▶ Instructions for the task: The listing below should be reproduced precisely, except for its images.

▶ Data provided:
________________________________________

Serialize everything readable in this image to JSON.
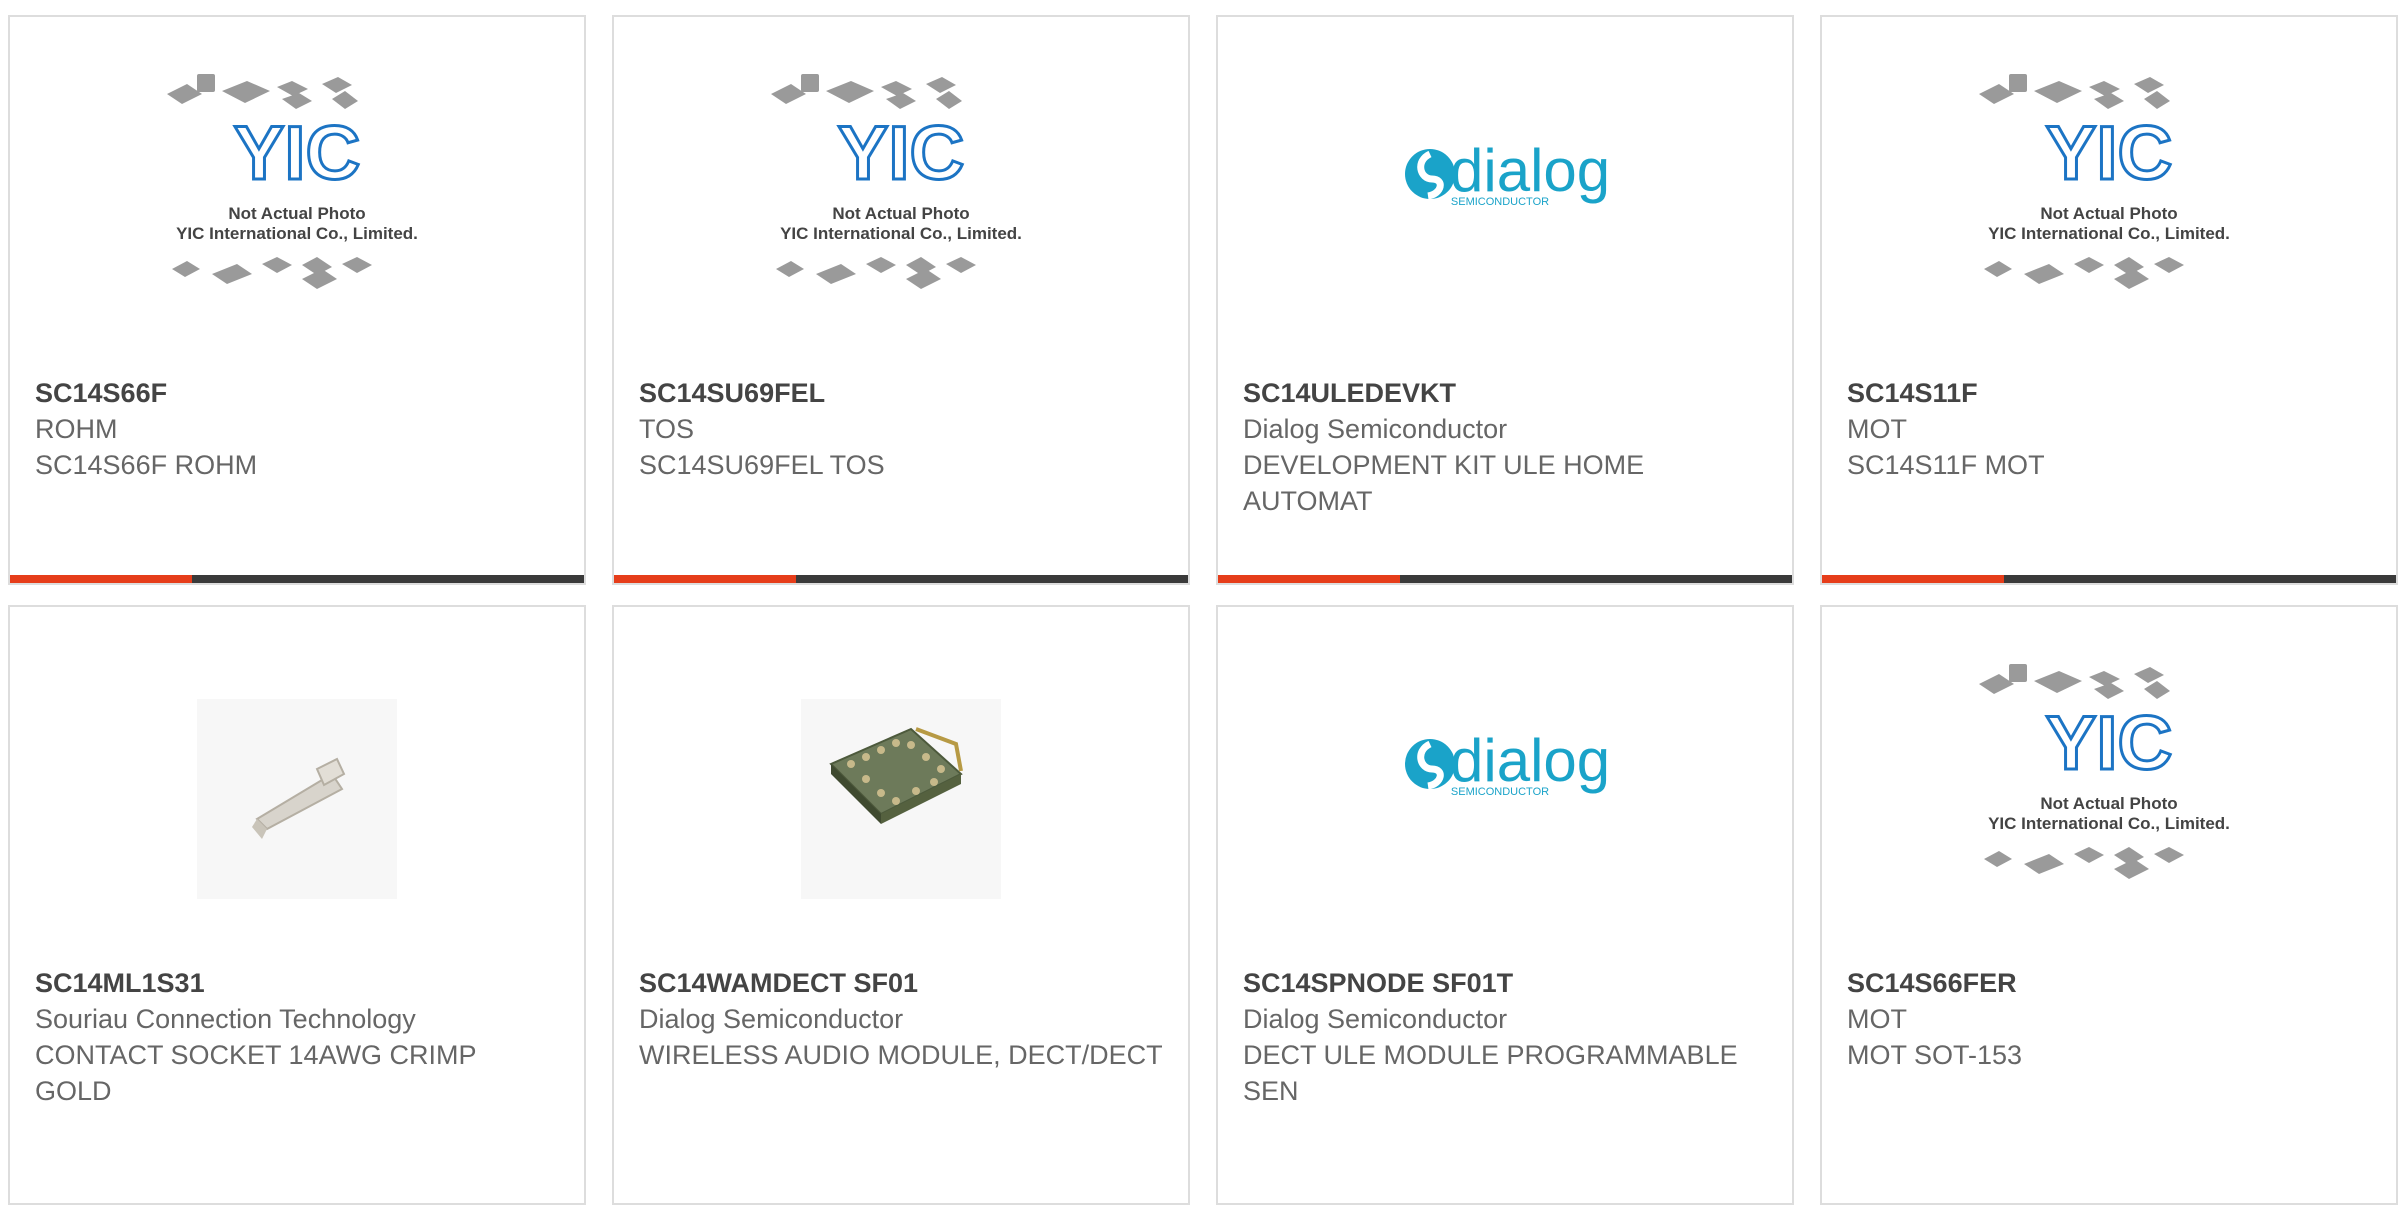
{
  "cards": [
    {
      "part": "SC14S66F",
      "maker": "ROHM",
      "desc": "SC14S66F ROHM",
      "image": "yic-placeholder-icon"
    },
    {
      "part": "SC14SU69FEL",
      "maker": "TOS",
      "desc": "SC14SU69FEL TOS",
      "image": "yic-placeholder-icon"
    },
    {
      "part": "SC14ULEDEVKT",
      "maker": "Dialog Semiconductor",
      "desc": "DEVELOPMENT KIT ULE HOME AUTOMAT",
      "image": "dialog-logo-icon"
    },
    {
      "part": "SC14S11F",
      "maker": "MOT",
      "desc": "SC14S11F MOT",
      "image": "yic-placeholder-icon"
    },
    {
      "part": "SC14ML1S31",
      "maker": "Souriau Connection Technology",
      "desc": "CONTACT SOCKET 14AWG CRIMP GOLD",
      "image": "contact-socket-icon"
    },
    {
      "part": "SC14WAMDECT SF01",
      "maker": "Dialog Semiconductor",
      "desc": "WIRELESS AUDIO MODULE, DECT/DECT",
      "image": "audio-module-icon"
    },
    {
      "part": "SC14SPNODE SF01T",
      "maker": "Dialog Semiconductor",
      "desc": "DECT ULE MODULE PROGRAMMABLE SEN",
      "image": "dialog-logo-icon"
    },
    {
      "part": "SC14S66FER",
      "maker": "MOT",
      "desc": "MOT SOT-153",
      "image": "yic-placeholder-icon"
    }
  ],
  "placeholder": {
    "brand": "YIC",
    "line1": "Not Actual Photo",
    "line2": "YIC International Co., Limited."
  },
  "dialog": {
    "brand": "dialog",
    "sub": "SEMICONDUCTOR"
  },
  "colors": {
    "accent": "#e63d1a",
    "bar": "#3a3a3a",
    "dialog_blue": "#1aa3c9",
    "yic_blue": "#1c74c4"
  }
}
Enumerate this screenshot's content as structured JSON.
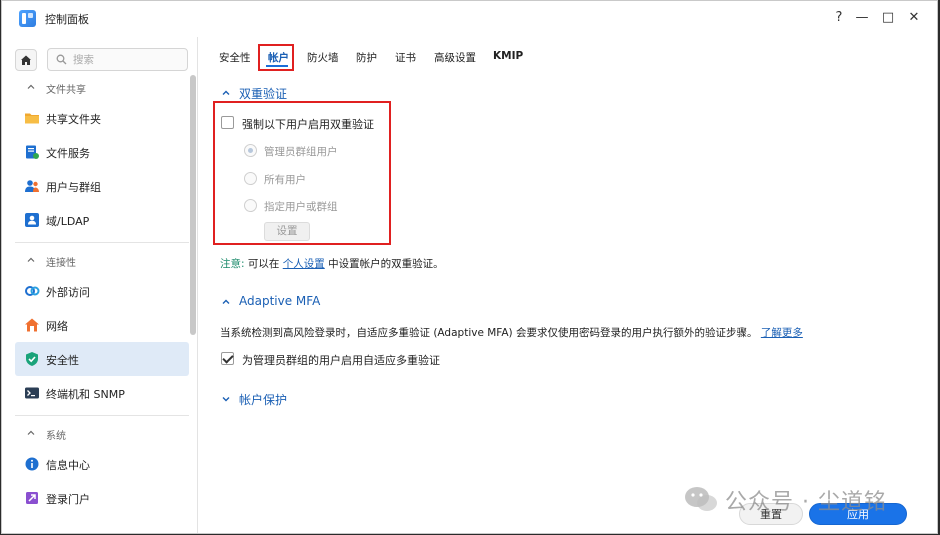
{
  "window": {
    "title": "控制面板"
  },
  "titlebar_buttons": {
    "help": "?",
    "minimize": "—",
    "maximize": "□",
    "close": "✕"
  },
  "sidebar": {
    "search_placeholder": "搜索",
    "sections": [
      {
        "label": "文件共享",
        "items": [
          "共享文件夹",
          "文件服务",
          "用户与群组",
          "域/LDAP"
        ]
      },
      {
        "label": "连接性",
        "items": [
          "外部访问",
          "网络",
          "安全性",
          "终端机和 SNMP"
        ]
      },
      {
        "label": "系统",
        "items": [
          "信息中心",
          "登录门户"
        ]
      }
    ],
    "active_item": "安全性"
  },
  "tabs": [
    "安全性",
    "帐户",
    "防火墙",
    "防护",
    "证书",
    "高级设置",
    "KMIP"
  ],
  "active_tab": "帐户",
  "two_factor": {
    "title": "双重验证",
    "enforce_label": "强制以下用户启用双重验证",
    "options": [
      "管理员群组用户",
      "所有用户",
      "指定用户或群组"
    ],
    "settings_button": "设置",
    "note_prefix": "注意:",
    "note_mid": "可以在",
    "note_link": "个人设置",
    "note_suffix": "中设置帐户的双重验证。"
  },
  "adaptive_mfa": {
    "title": "Adaptive MFA",
    "description": "当系统检测到高风险登录时，自适应多重验证 (Adaptive MFA) 会要求仅使用密码登录的用户执行额外的验证步骤。",
    "learn_more": "了解更多",
    "checkbox_label": "为管理员群组的用户启用自适应多重验证",
    "checked": true
  },
  "account_protection": {
    "title": "帐户保护"
  },
  "footer": {
    "reset": "重置",
    "apply": "应用"
  },
  "watermark": {
    "text": "公众号 · 尘道铭"
  },
  "colors": {
    "accent": "#1a73e8",
    "highlight_box": "#e02020",
    "active_bg": "#dfeaf7"
  }
}
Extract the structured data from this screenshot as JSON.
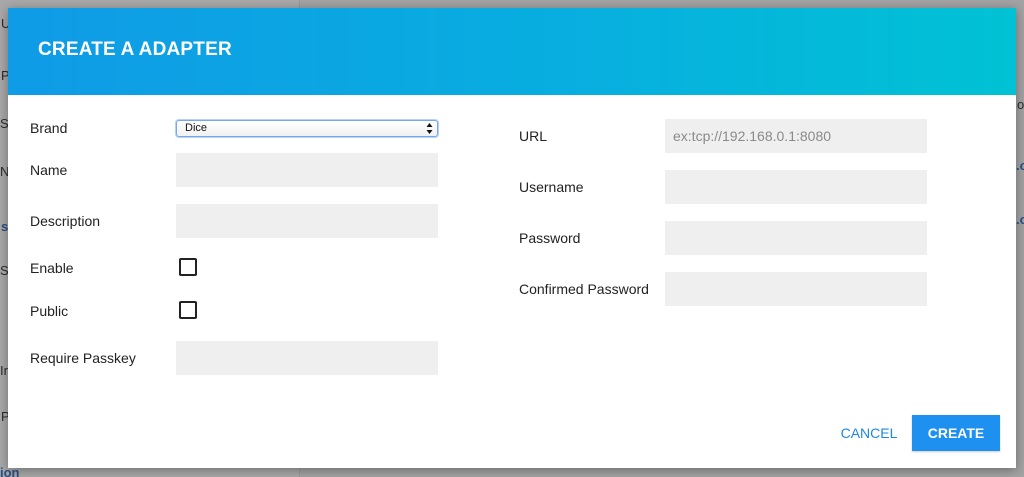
{
  "dialog": {
    "title": "CREATE A ADAPTER"
  },
  "form_left": {
    "brand_label": "Brand",
    "brand_selected": "Dice",
    "name_label": "Name",
    "description_label": "Description",
    "enable_label": "Enable",
    "public_label": "Public",
    "require_passkey_label": "Require Passkey"
  },
  "form_right": {
    "url_label": "URL",
    "url_placeholder": "ex:tcp://192.168.0.1:8080",
    "username_label": "Username",
    "password_label": "Password",
    "confirmed_password_label": "Confirmed Password"
  },
  "actions": {
    "cancel_label": "CANCEL",
    "create_label": "CREATE"
  },
  "background": {
    "fragments": [
      "U",
      "P",
      "S",
      "N",
      "s",
      "S",
      "Ir",
      "P",
      "ion",
      "o",
      ".o",
      ".o"
    ]
  },
  "colors": {
    "header_start": "#0f9be6",
    "header_end": "#00c2d4",
    "primary": "#1e90f0"
  }
}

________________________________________

▶ Result:
Serialize everything readable in this image to JSON.
{
  "cards": [
    {
      "part": "SC14S66F",
      "maker": "ROHM",
      "desc": "SC14S66F ROHM",
      "image": "yic-placeholder-icon"
    },
    {
      "part": "SC14SU69FEL",
      "maker": "TOS",
      "desc": "SC14SU69FEL TOS",
      "image": "yic-placeholder-icon"
    },
    {
      "part": "SC14ULEDEVKT",
      "maker": "Dialog Semiconductor",
      "desc": "DEVELOPMENT KIT ULE HOME AUTOMAT",
      "image": "dialog-logo-icon"
    },
    {
      "part": "SC14S11F",
      "maker": "MOT",
      "desc": "SC14S11F MOT",
      "image": "yic-placeholder-icon"
    },
    {
      "part": "SC14ML1S31",
      "maker": "Souriau Connection Technology",
      "desc": "CONTACT SOCKET 14AWG CRIMP GOLD",
      "image": "contact-socket-icon"
    },
    {
      "part": "SC14WAMDECT SF01",
      "maker": "Dialog Semiconductor",
      "desc": "WIRELESS AUDIO MODULE, DECT/DECT",
      "image": "audio-module-icon"
    },
    {
      "part": "SC14SPNODE SF01T",
      "maker": "Dialog Semiconductor",
      "desc": "DECT ULE MODULE PROGRAMMABLE SEN",
      "image": "dialog-logo-icon"
    },
    {
      "part": "SC14S66FER",
      "maker": "MOT",
      "desc": "MOT SOT-153",
      "image": "yic-placeholder-icon"
    }
  ],
  "placeholder": {
    "brand": "YIC",
    "line1": "Not Actual Photo",
    "line2": "YIC International Co., Limited."
  },
  "dialog": {
    "brand": "dialog",
    "sub": "SEMICONDUCTOR"
  },
  "colors": {
    "accent": "#e63d1a",
    "bar": "#3a3a3a",
    "dialog_blue": "#1aa3c9",
    "yic_blue": "#1c74c4"
  }
}
Enumerate this screenshot's content as structured JSON.
{
  "window": {
    "title": "控制面板"
  },
  "titlebar_buttons": {
    "help": "?",
    "minimize": "—",
    "maximize": "□",
    "close": "✕"
  },
  "sidebar": {
    "search_placeholder": "搜索",
    "sections": [
      {
        "label": "文件共享",
        "items": [
          "共享文件夹",
          "文件服务",
          "用户与群组",
          "域/LDAP"
        ]
      },
      {
        "label": "连接性",
        "items": [
          "外部访问",
          "网络",
          "安全性",
          "终端机和 SNMP"
        ]
      },
      {
        "label": "系统",
        "items": [
          "信息中心",
          "登录门户"
        ]
      }
    ],
    "active_item": "安全性"
  },
  "tabs": [
    "安全性",
    "帐户",
    "防火墙",
    "防护",
    "证书",
    "高级设置",
    "KMIP"
  ],
  "active_tab": "帐户",
  "two_factor": {
    "title": "双重验证",
    "enforce_label": "强制以下用户启用双重验证",
    "options": [
      "管理员群组用户",
      "所有用户",
      "指定用户或群组"
    ],
    "settings_button": "设置",
    "note_prefix": "注意:",
    "note_mid": "可以在",
    "note_link": "个人设置",
    "note_suffix": "中设置帐户的双重验证。"
  },
  "adaptive_mfa": {
    "title": "Adaptive MFA",
    "description": "当系统检测到高风险登录时，自适应多重验证 (Adaptive MFA) 会要求仅使用密码登录的用户执行额外的验证步骤。",
    "learn_more": "了解更多",
    "checkbox_label": "为管理员群组的用户启用自适应多重验证",
    "checked": true
  },
  "account_protection": {
    "title": "帐户保护"
  },
  "footer": {
    "reset": "重置",
    "apply": "应用"
  },
  "watermark": {
    "text": "公众号 · 尘道铭"
  },
  "colors": {
    "accent": "#1a73e8",
    "highlight_box": "#e02020",
    "active_bg": "#dfeaf7"
  }
}
Extract the structured data from this screenshot as JSON.
{
  "dialog": {
    "title": "CREATE A ADAPTER"
  },
  "form_left": {
    "brand_label": "Brand",
    "brand_selected": "Dice",
    "name_label": "Name",
    "description_label": "Description",
    "enable_label": "Enable",
    "public_label": "Public",
    "require_passkey_label": "Require Passkey"
  },
  "form_right": {
    "url_label": "URL",
    "url_placeholder": "ex:tcp://192.168.0.1:8080",
    "username_label": "Username",
    "password_label": "Password",
    "confirmed_password_label": "Confirmed Password"
  },
  "actions": {
    "cancel_label": "CANCEL",
    "create_label": "CREATE"
  },
  "background": {
    "fragments": [
      "U",
      "P",
      "S",
      "N",
      "s",
      "S",
      "Ir",
      "P",
      "ion",
      "o",
      ".o",
      ".o"
    ]
  },
  "colors": {
    "header_start": "#0f9be6",
    "header_end": "#00c2d4",
    "primary": "#1e90f0"
  }
}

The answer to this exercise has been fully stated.